* _What you should do_:
Check each line of the entries below for the word "level" and state only how many lines have it.

* _Data under study_:

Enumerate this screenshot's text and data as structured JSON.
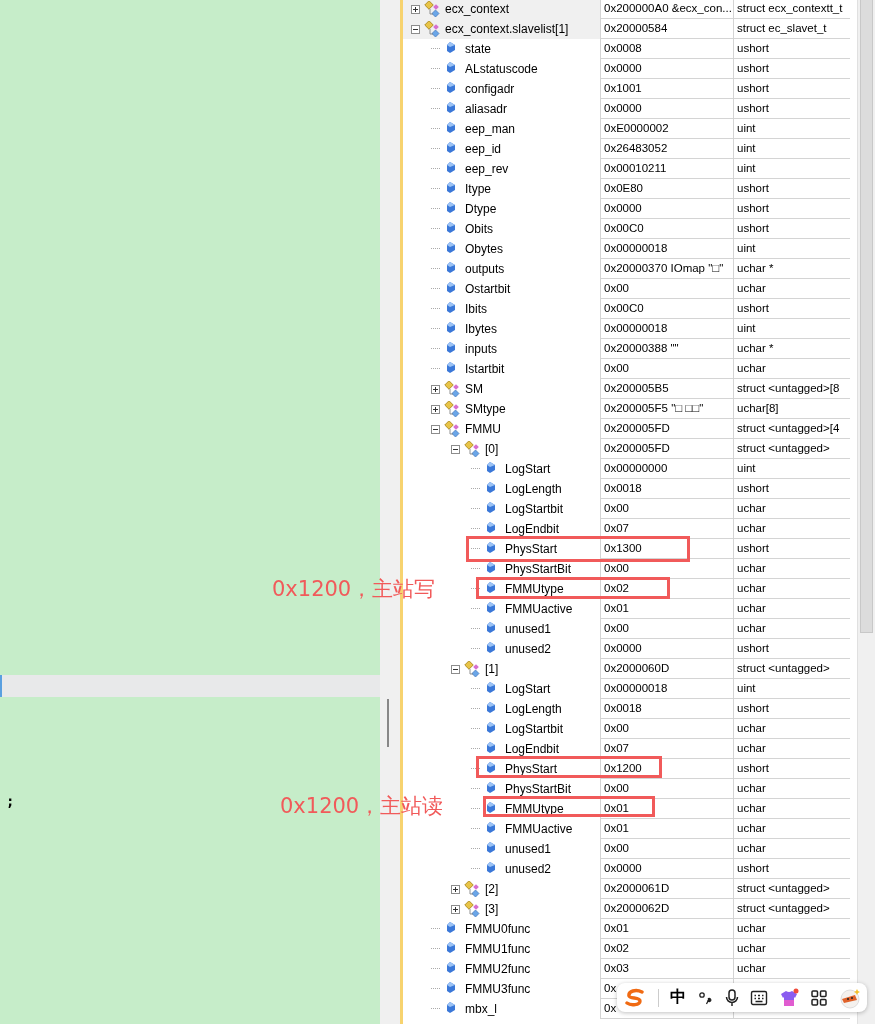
{
  "editor": {
    "lines": [
      ";"
    ]
  },
  "watch": {
    "rows": [
      {
        "name": "ecx_context",
        "value": "0x200000A0 &ecx_con...",
        "type": "struct ecx_contextt_t",
        "kind": "struct",
        "expanded": false
      },
      {
        "name": "ecx_context.slavelist[1]",
        "value": "0x20000584",
        "type": "struct ec_slavet_t",
        "kind": "struct",
        "expanded": true,
        "children": [
          {
            "name": "state",
            "value": "0x0008",
            "type": "ushort",
            "kind": "field"
          },
          {
            "name": "ALstatuscode",
            "value": "0x0000",
            "type": "ushort",
            "kind": "field"
          },
          {
            "name": "configadr",
            "value": "0x1001",
            "type": "ushort",
            "kind": "field"
          },
          {
            "name": "aliasadr",
            "value": "0x0000",
            "type": "ushort",
            "kind": "field"
          },
          {
            "name": "eep_man",
            "value": "0xE0000002",
            "type": "uint",
            "kind": "field"
          },
          {
            "name": "eep_id",
            "value": "0x26483052",
            "type": "uint",
            "kind": "field"
          },
          {
            "name": "eep_rev",
            "value": "0x00010211",
            "type": "uint",
            "kind": "field"
          },
          {
            "name": "Itype",
            "value": "0x0E80",
            "type": "ushort",
            "kind": "field"
          },
          {
            "name": "Dtype",
            "value": "0x0000",
            "type": "ushort",
            "kind": "field"
          },
          {
            "name": "Obits",
            "value": "0x00C0",
            "type": "ushort",
            "kind": "field"
          },
          {
            "name": "Obytes",
            "value": "0x00000018",
            "type": "uint",
            "kind": "field"
          },
          {
            "name": "outputs",
            "value": "0x20000370 IOmap \"□\"",
            "type": "uchar *",
            "kind": "field"
          },
          {
            "name": "Ostartbit",
            "value": "0x00",
            "type": "uchar",
            "kind": "field"
          },
          {
            "name": "Ibits",
            "value": "0x00C0",
            "type": "ushort",
            "kind": "field"
          },
          {
            "name": "Ibytes",
            "value": "0x00000018",
            "type": "uint",
            "kind": "field"
          },
          {
            "name": "inputs",
            "value": "0x20000388 \"\"",
            "type": "uchar *",
            "kind": "field"
          },
          {
            "name": "Istartbit",
            "value": "0x00",
            "type": "uchar",
            "kind": "field"
          },
          {
            "name": "SM",
            "value": "0x200005B5",
            "type": "struct <untagged>[8",
            "kind": "struct",
            "expanded": false
          },
          {
            "name": "SMtype",
            "value": "0x200005F5 \"□  □□\"",
            "type": "uchar[8]",
            "kind": "struct",
            "expanded": false
          },
          {
            "name": "FMMU",
            "value": "0x200005FD",
            "type": "struct <untagged>[4",
            "kind": "struct",
            "expanded": true,
            "children": [
              {
                "name": "[0]",
                "value": "0x200005FD",
                "type": "struct <untagged>",
                "kind": "struct",
                "expanded": true,
                "children": [
                  {
                    "name": "LogStart",
                    "value": "0x00000000",
                    "type": "uint",
                    "kind": "field"
                  },
                  {
                    "name": "LogLength",
                    "value": "0x0018",
                    "type": "ushort",
                    "kind": "field"
                  },
                  {
                    "name": "LogStartbit",
                    "value": "0x00",
                    "type": "uchar",
                    "kind": "field"
                  },
                  {
                    "name": "LogEndbit",
                    "value": "0x07",
                    "type": "uchar",
                    "kind": "field"
                  },
                  {
                    "name": "PhysStart",
                    "value": "0x1300",
                    "type": "ushort",
                    "kind": "field"
                  },
                  {
                    "name": "PhysStartBit",
                    "value": "0x00",
                    "type": "uchar",
                    "kind": "field"
                  },
                  {
                    "name": "FMMUtype",
                    "value": "0x02",
                    "type": "uchar",
                    "kind": "field"
                  },
                  {
                    "name": "FMMUactive",
                    "value": "0x01",
                    "type": "uchar",
                    "kind": "field"
                  },
                  {
                    "name": "unused1",
                    "value": "0x00",
                    "type": "uchar",
                    "kind": "field"
                  },
                  {
                    "name": "unused2",
                    "value": "0x0000",
                    "type": "ushort",
                    "kind": "field"
                  }
                ]
              },
              {
                "name": "[1]",
                "value": "0x2000060D",
                "type": "struct <untagged>",
                "kind": "struct",
                "expanded": true,
                "children": [
                  {
                    "name": "LogStart",
                    "value": "0x00000018",
                    "type": "uint",
                    "kind": "field"
                  },
                  {
                    "name": "LogLength",
                    "value": "0x0018",
                    "type": "ushort",
                    "kind": "field"
                  },
                  {
                    "name": "LogStartbit",
                    "value": "0x00",
                    "type": "uchar",
                    "kind": "field"
                  },
                  {
                    "name": "LogEndbit",
                    "value": "0x07",
                    "type": "uchar",
                    "kind": "field"
                  },
                  {
                    "name": "PhysStart",
                    "value": "0x1200",
                    "type": "ushort",
                    "kind": "field"
                  },
                  {
                    "name": "PhysStartBit",
                    "value": "0x00",
                    "type": "uchar",
                    "kind": "field"
                  },
                  {
                    "name": "FMMUtype",
                    "value": "0x01",
                    "type": "uchar",
                    "kind": "field"
                  },
                  {
                    "name": "FMMUactive",
                    "value": "0x01",
                    "type": "uchar",
                    "kind": "field"
                  },
                  {
                    "name": "unused1",
                    "value": "0x00",
                    "type": "uchar",
                    "kind": "field"
                  },
                  {
                    "name": "unused2",
                    "value": "0x0000",
                    "type": "ushort",
                    "kind": "field"
                  }
                ]
              },
              {
                "name": "[2]",
                "value": "0x2000061D",
                "type": "struct <untagged>",
                "kind": "struct",
                "expanded": false
              },
              {
                "name": "[3]",
                "value": "0x2000062D",
                "type": "struct <untagged>",
                "kind": "struct",
                "expanded": false
              }
            ]
          },
          {
            "name": "FMMU0func",
            "value": "0x01",
            "type": "uchar",
            "kind": "field"
          },
          {
            "name": "FMMU1func",
            "value": "0x02",
            "type": "uchar",
            "kind": "field"
          },
          {
            "name": "FMMU2func",
            "value": "0x03",
            "type": "uchar",
            "kind": "field"
          },
          {
            "name": "FMMU3func",
            "value": "0x",
            "kind": "field"
          },
          {
            "name": "mbx_l",
            "value": "0x",
            "kind": "field"
          }
        ]
      }
    ]
  },
  "annotations": [
    {
      "text": "0x1200，主站写"
    },
    {
      "text": "0x1200，主站读"
    }
  ],
  "ime_toolbar": {
    "mode": "中"
  }
}
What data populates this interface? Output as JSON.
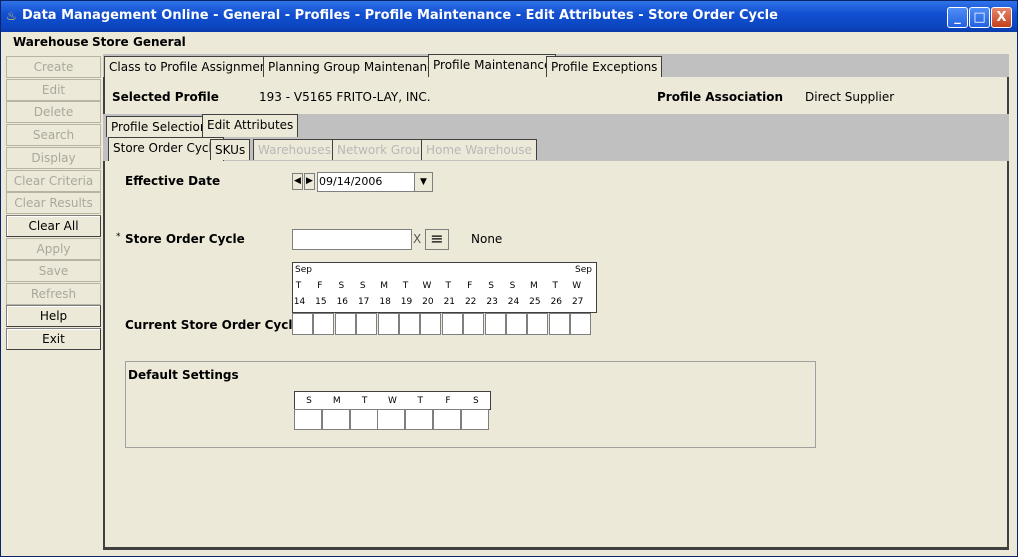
{
  "window": {
    "title": "Data Management Online - General - Profiles - Profile Maintenance - Edit Attributes - Store Order Cycle",
    "controls": {
      "minimize": "_",
      "maximize": "□",
      "close": "X"
    }
  },
  "menubar": [
    "Warehouse",
    "Store",
    "General"
  ],
  "left_buttons": [
    {
      "label": "Create",
      "enabled": false
    },
    {
      "label": "Edit",
      "enabled": false
    },
    {
      "label": "Delete",
      "enabled": false
    },
    {
      "label": "Search",
      "enabled": false
    },
    {
      "label": "Display",
      "enabled": false
    },
    {
      "label": "Clear Criteria",
      "enabled": false
    },
    {
      "label": "Clear Results",
      "enabled": false
    },
    {
      "label": "Clear All",
      "enabled": true
    },
    {
      "label": "Apply",
      "enabled": false
    },
    {
      "label": "Save",
      "enabled": false
    },
    {
      "label": "Refresh",
      "enabled": false
    },
    {
      "label": "Help",
      "enabled": true
    },
    {
      "label": "Exit",
      "enabled": true
    }
  ],
  "top_tabs": [
    "Class to Profile Assignment",
    "Planning Group Maintenance",
    "Profile Maintenance",
    "Profile Exceptions"
  ],
  "profile": {
    "selected_label": "Selected Profile",
    "selected_value": "193 - V5165 FRITO-LAY, INC.",
    "association_label": "Profile Association",
    "association_value": "Direct Supplier"
  },
  "sub_tabs": [
    "Profile Selection",
    "Edit Attributes"
  ],
  "attr_tabs": [
    {
      "label": "Store Order Cycle",
      "enabled": true
    },
    {
      "label": "SKUs",
      "enabled": true
    },
    {
      "label": "Warehouses",
      "enabled": false
    },
    {
      "label": "Network Group",
      "enabled": false
    },
    {
      "label": "Home Warehouse",
      "enabled": false
    }
  ],
  "effective_date": {
    "label": "Effective Date",
    "value": "09/14/2006",
    "prev": "◀",
    "next": "▶",
    "dropdown": "▼"
  },
  "store_order_cycle": {
    "label": "Store Order Cycle",
    "required_marker": "*",
    "value": "",
    "clear_glyph": "X",
    "list_glyph": "≡",
    "display": "None"
  },
  "calendar": {
    "month_left": "Sep",
    "month_right": "Sep",
    "weekdays": [
      "T",
      "F",
      "S",
      "S",
      "M",
      "T",
      "W",
      "T",
      "F",
      "S",
      "S",
      "M",
      "T",
      "W"
    ],
    "days": [
      "14",
      "15",
      "16",
      "17",
      "18",
      "19",
      "20",
      "21",
      "22",
      "23",
      "24",
      "25",
      "26",
      "27"
    ]
  },
  "current_cycle_label": "Current Store Order Cycle",
  "default_settings": {
    "label": "Default Settings",
    "weekdays": [
      "S",
      "M",
      "T",
      "W",
      "T",
      "F",
      "S"
    ]
  }
}
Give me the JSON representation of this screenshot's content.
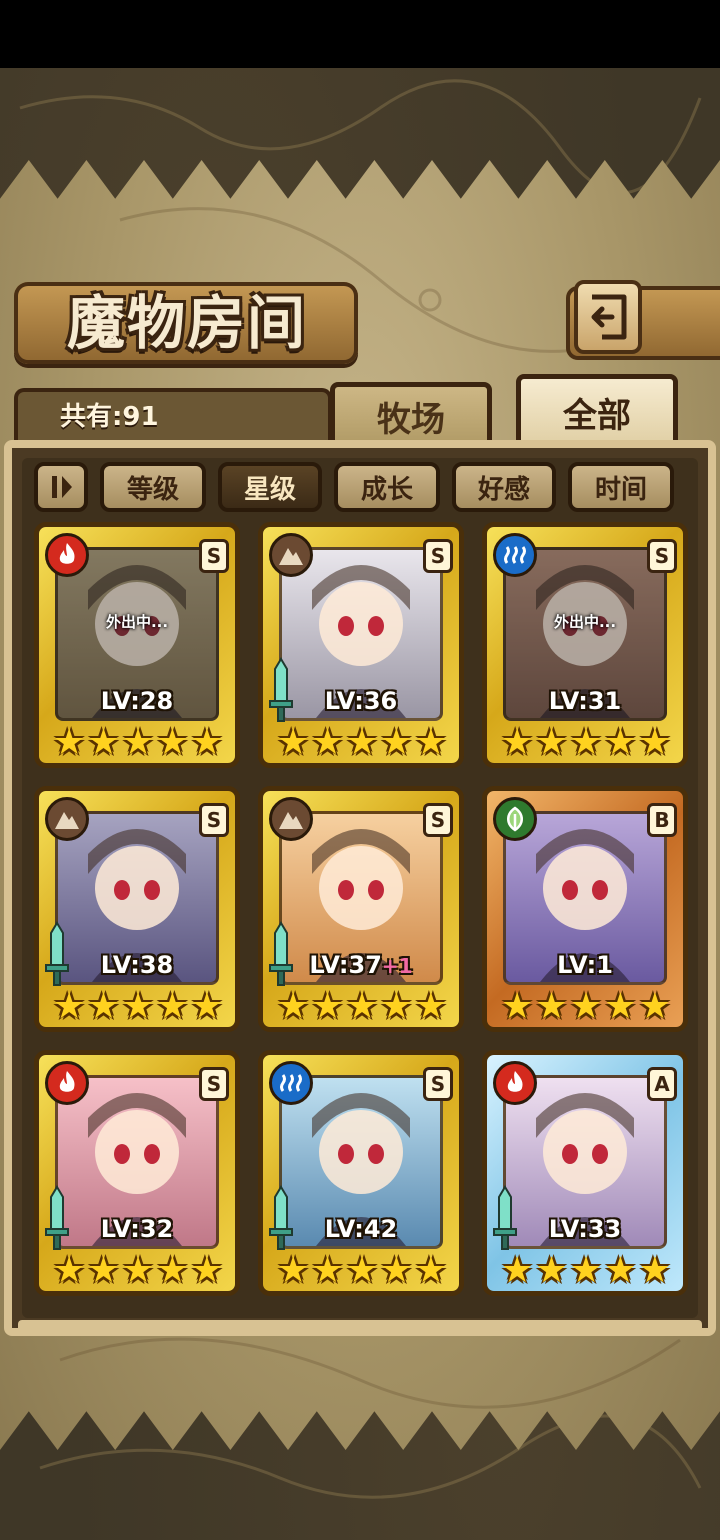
{
  "title": "魔物房间",
  "count_label": "共有:91",
  "tabs": [
    {
      "label": "牧场",
      "active": false
    },
    {
      "label": "全部",
      "active": true
    }
  ],
  "sort_buttons": [
    {
      "label": "等级",
      "active": false
    },
    {
      "label": "星级",
      "active": true
    },
    {
      "label": "成长",
      "active": false
    },
    {
      "label": "好感",
      "active": false
    },
    {
      "label": "时间",
      "active": false
    }
  ],
  "away_label": "外出中...",
  "colors": {
    "fire": "#d42a1e",
    "earth": "#6b4a32",
    "water": "#1a6cc8",
    "wind": "#2f7a2e"
  },
  "cards": [
    {
      "element": "fire",
      "rank": "S",
      "level": "LV:28",
      "bonus": "",
      "stars": 5,
      "frame": "gold",
      "away": true,
      "weapon": false
    },
    {
      "element": "earth",
      "rank": "S",
      "level": "LV:36",
      "bonus": "",
      "stars": 5,
      "frame": "gold",
      "away": false,
      "weapon": true
    },
    {
      "element": "water",
      "rank": "S",
      "level": "LV:31",
      "bonus": "",
      "stars": 5,
      "frame": "gold",
      "away": true,
      "weapon": false
    },
    {
      "element": "earth",
      "rank": "S",
      "level": "LV:38",
      "bonus": "",
      "stars": 5,
      "frame": "gold",
      "away": false,
      "weapon": true
    },
    {
      "element": "earth",
      "rank": "S",
      "level": "LV:37",
      "bonus": "+1",
      "stars": 5,
      "frame": "gold",
      "away": false,
      "weapon": true
    },
    {
      "element": "wind",
      "rank": "B",
      "level": "LV:1",
      "bonus": "",
      "stars": 5,
      "frame": "bronze",
      "away": false,
      "weapon": false
    },
    {
      "element": "fire",
      "rank": "S",
      "level": "LV:32",
      "bonus": "",
      "stars": 5,
      "frame": "gold",
      "away": false,
      "weapon": true
    },
    {
      "element": "water",
      "rank": "S",
      "level": "LV:42",
      "bonus": "",
      "stars": 5,
      "frame": "gold",
      "away": false,
      "weapon": true
    },
    {
      "element": "fire",
      "rank": "A",
      "level": "LV:33",
      "bonus": "",
      "stars": 5,
      "frame": "ice",
      "away": false,
      "weapon": true
    }
  ]
}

* _Written response_:
9